The company’s internal control over financial reporting (ICFR) was insufficient in accordance with the percentage of completion accounting method under generally accepted accounting principles, the SEC said.

Fluor failed to include all anticipated costs that were known or should have been known in each project’s respective forecasts, thereby delaying loss recognition on each, according to the agency’s order.

“Additionally, Fluor improperly incorporated revenue from unapproved change orders in the forecasts of one of the projects, including change orders that had not yet been submitted to, or had already been rejected by, the customer,” the SEC said.

Prompted by an SEC investigation, Fluor launched an internal probe in 2020 that identified material weaknesses in its ICFR and material errors in its financial statements. As a result, the company restated its annual and quarterly financial statements for fiscal year 2016 through the third quarter of 2019. The restatements resolved overstatements of annual net earnings from 2016-18; understatement of net losses in the first quarter of 2019; and delayed recognition of losses for two quarters, resulting in an overstatement in the second quarter of 2018.

The five individuals fined by the SEC were found to have caused Fluor’s alleged violations. Those penalties included:

  • James Brittain, a former Fluor business-line president, who will pay $25,000;
  • Bradley Scott, a current Fluor business-line chief financial officer, who will pay $25,000;
  • Kent Smith, a former Fluor business-line senior vice president, who will pay $20,000;
  • Robin Chopra, Fluor’s former chief accounting officer and controller, who will pay $15,000; and
  • Jon Eric Best, a former Fluor business-line CFO, who will pay $15,000.

Compliance considerations: The SEC acknowledged Fluor’s remedial acts and cooperation, which included agreeing to be interviewed by agency staff, among other undertakings.

Company response: Fluor in a statement noted it established a reserve to fund the settlement last year, expects no material earnings effect for this year, and that the Department of Justice ended its investigation into the company.

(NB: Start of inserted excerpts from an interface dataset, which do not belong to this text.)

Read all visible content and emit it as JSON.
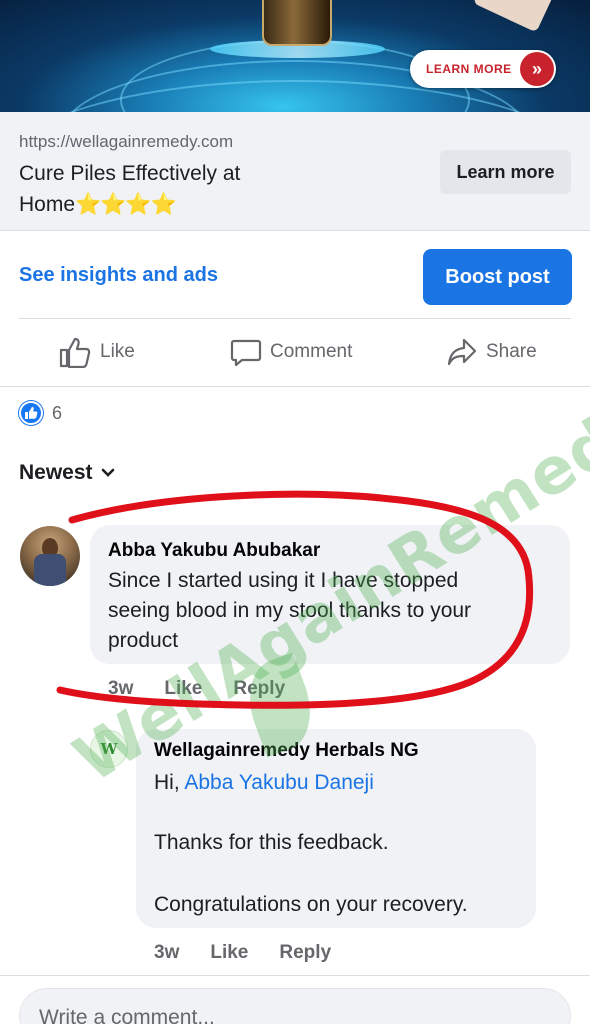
{
  "banner": {
    "cta": "LEARN MORE",
    "cta_icon": "double-chevron-right-icon"
  },
  "link_preview": {
    "url": "https://wellagainremedy.com",
    "title": "Cure Piles Effectively at Home",
    "stars": "⭐⭐⭐⭐",
    "button": "Learn more"
  },
  "insights": {
    "link": "See insights and ads",
    "boost": "Boost post"
  },
  "actions": {
    "like": "Like",
    "comment": "Comment",
    "share": "Share"
  },
  "reactions": {
    "count": "6",
    "icon": "like-reaction-icon"
  },
  "sort": {
    "label": "Newest",
    "icon": "chevron-down-icon"
  },
  "comments": [
    {
      "author": "Abba Yakubu Abubakar",
      "lines": [
        "Since I started using it I have stopped",
        "seeing blood in my stool thanks to your",
        "product"
      ],
      "time": "3w",
      "like": "Like",
      "reply": "Reply"
    },
    {
      "author": "Wellagainremedy Herbals NG",
      "greeting": "Hi,",
      "mention": "Abba Yakubu Daneji",
      "line1": "Thanks for this feedback.",
      "line2": "Congratulations on your recovery.",
      "avatar_text": "W",
      "time": "3w",
      "like": "Like",
      "reply": "Reply"
    }
  ],
  "composer": {
    "placeholder": "Write a comment..."
  },
  "watermark": "WellAgainRemedy",
  "colors": {
    "facebook_blue": "#1b74e4",
    "annotation_red": "#e0101a",
    "watermark_green": "#4caf50"
  }
}
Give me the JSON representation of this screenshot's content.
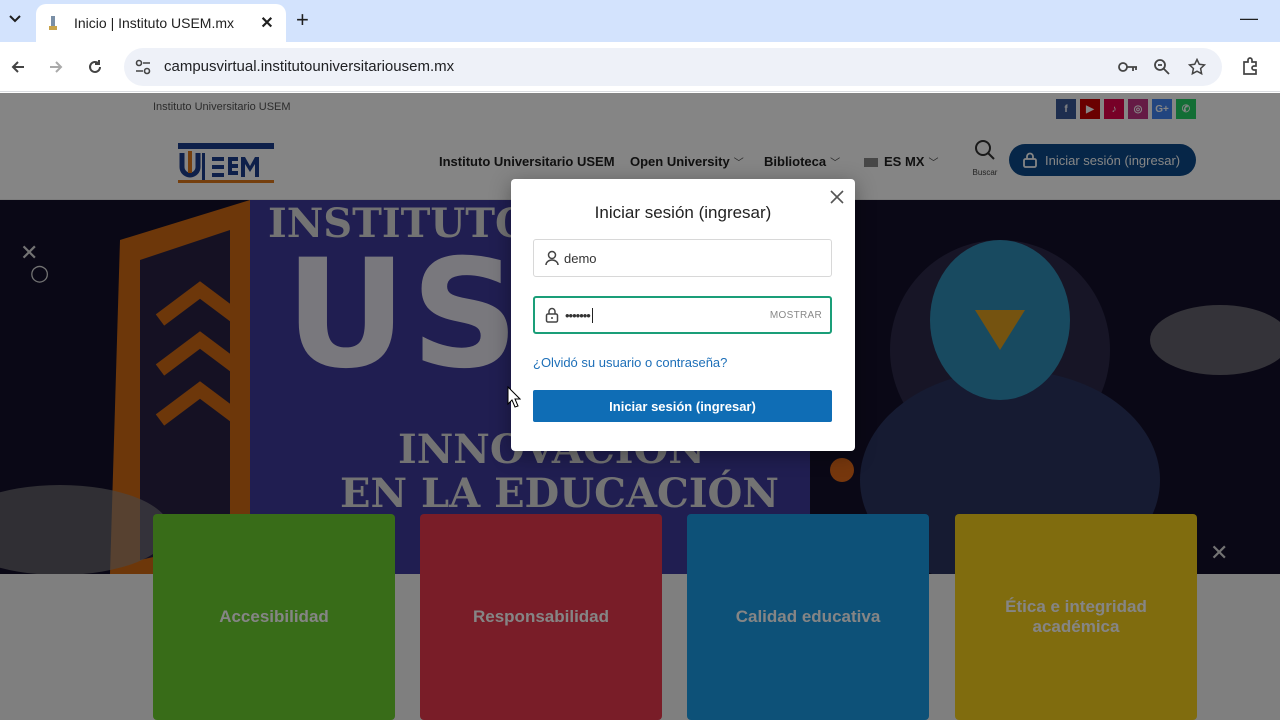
{
  "browser": {
    "tab_title": "Inicio | Instituto USEM.mx",
    "new_tab_symbol": "+",
    "url": "campusvirtual.institutouniversitariousem.mx",
    "icons": [
      "tab-list-icon",
      "close-icon",
      "new-tab-icon",
      "minimize-icon",
      "back-icon",
      "forward-icon",
      "reload-icon",
      "site-info-icon",
      "key-icon",
      "zoom-icon",
      "star-icon",
      "extensions-icon",
      "menu-icon"
    ]
  },
  "site": {
    "institution_name": "Instituto Universitario USEM",
    "social": [
      {
        "label": "f",
        "color": "#3b5998"
      },
      {
        "label": "▶",
        "color": "#cc0000"
      },
      {
        "label": "♪",
        "color": "#e4004b"
      },
      {
        "label": "◎",
        "color": "#c13584"
      },
      {
        "label": "G+",
        "color": "#4285f4"
      },
      {
        "label": "✆",
        "color": "#25d366"
      }
    ],
    "menu": {
      "item1": "Instituto Universitario USEM",
      "item2": "Open University",
      "item3": "Biblioteca",
      "language": "ES MX"
    },
    "search_caption": "Buscar",
    "login_button": "Iniciar sesión (ingresar)"
  },
  "hero": {
    "title_top": "INSTITUTO UN",
    "title_big": "USE",
    "line1": "INNOVACIÓN",
    "line2": "EN LA EDUCACIÓN"
  },
  "cards": [
    {
      "label": "Accesibilidad",
      "color": "#6ccf2e"
    },
    {
      "label": "Responsabilidad",
      "color": "#e8394e"
    },
    {
      "label": "Calidad educativa",
      "color": "#1a9be6"
    },
    {
      "label": "Ética e integridad académica",
      "color": "#f5cf1c"
    }
  ],
  "login_modal": {
    "title": "Iniciar sesión (ingresar)",
    "username_value": "demo",
    "password_value": "•••••••",
    "show_label": "MOSTRAR",
    "forgot_link": "¿Olvidó su usuario o contraseña?",
    "submit_label": "Iniciar sesión (ingresar)"
  },
  "colors": {
    "brand_dark_blue": "#0c4a8a",
    "submit_blue": "#0f6db5",
    "link_blue": "#1d6fb8",
    "focus_green": "#1a9e78"
  }
}
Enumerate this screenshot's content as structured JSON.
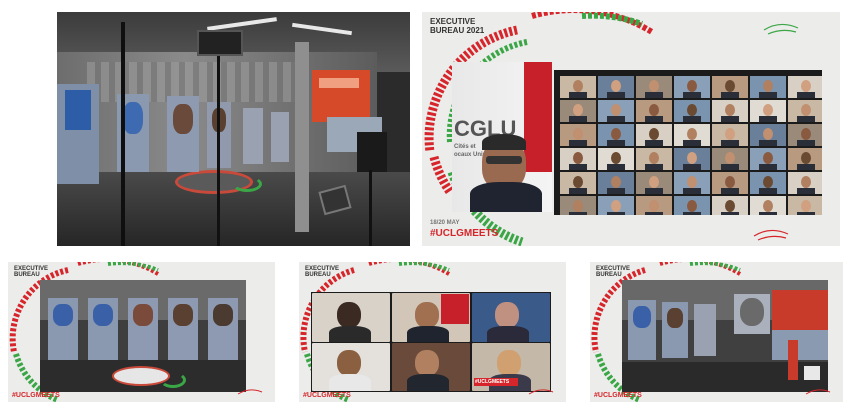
{
  "panel2": {
    "title_line1": "EXECUTIVE",
    "title_line2": "BUREAU 2021",
    "date": "18/20 MAY",
    "hashtag": "#UCLGMEETS",
    "logo_text": "CGLU",
    "logo_sub1": "Cités et",
    "logo_sub2": "ocaux Unis"
  },
  "panel3": {
    "title_line1": "EXECUTIVE",
    "title_line2": "BUREAU",
    "hashtag": "#UCLGMEETS"
  },
  "panel4": {
    "title_line1": "EXECUTIVE",
    "title_line2": "BUREAU",
    "hashtag": "#UCLGMEETS",
    "hashtag_overlay": "#UCLGMEETS"
  },
  "panel5": {
    "title_line1": "EXECUTIVE",
    "title_line2": "BUREAU",
    "hashtag": "#UCLGMEETS"
  },
  "colors": {
    "brand_red": "#d6262b",
    "brand_green": "#3aa646",
    "slide_bg": "#ececea"
  }
}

“The company and the board of directors are pleased to put the investigation behind us,” said David Constable, Fluor chairman and chief executive. “The SEC investigation concerned accounting errors on legacy risk projects and associated internal controls weaknesses that were remedied … in September 2020. Since that time, Fluor now has a refreshed board and a new management team that is driving a balanced risk profile and healthy backlog.”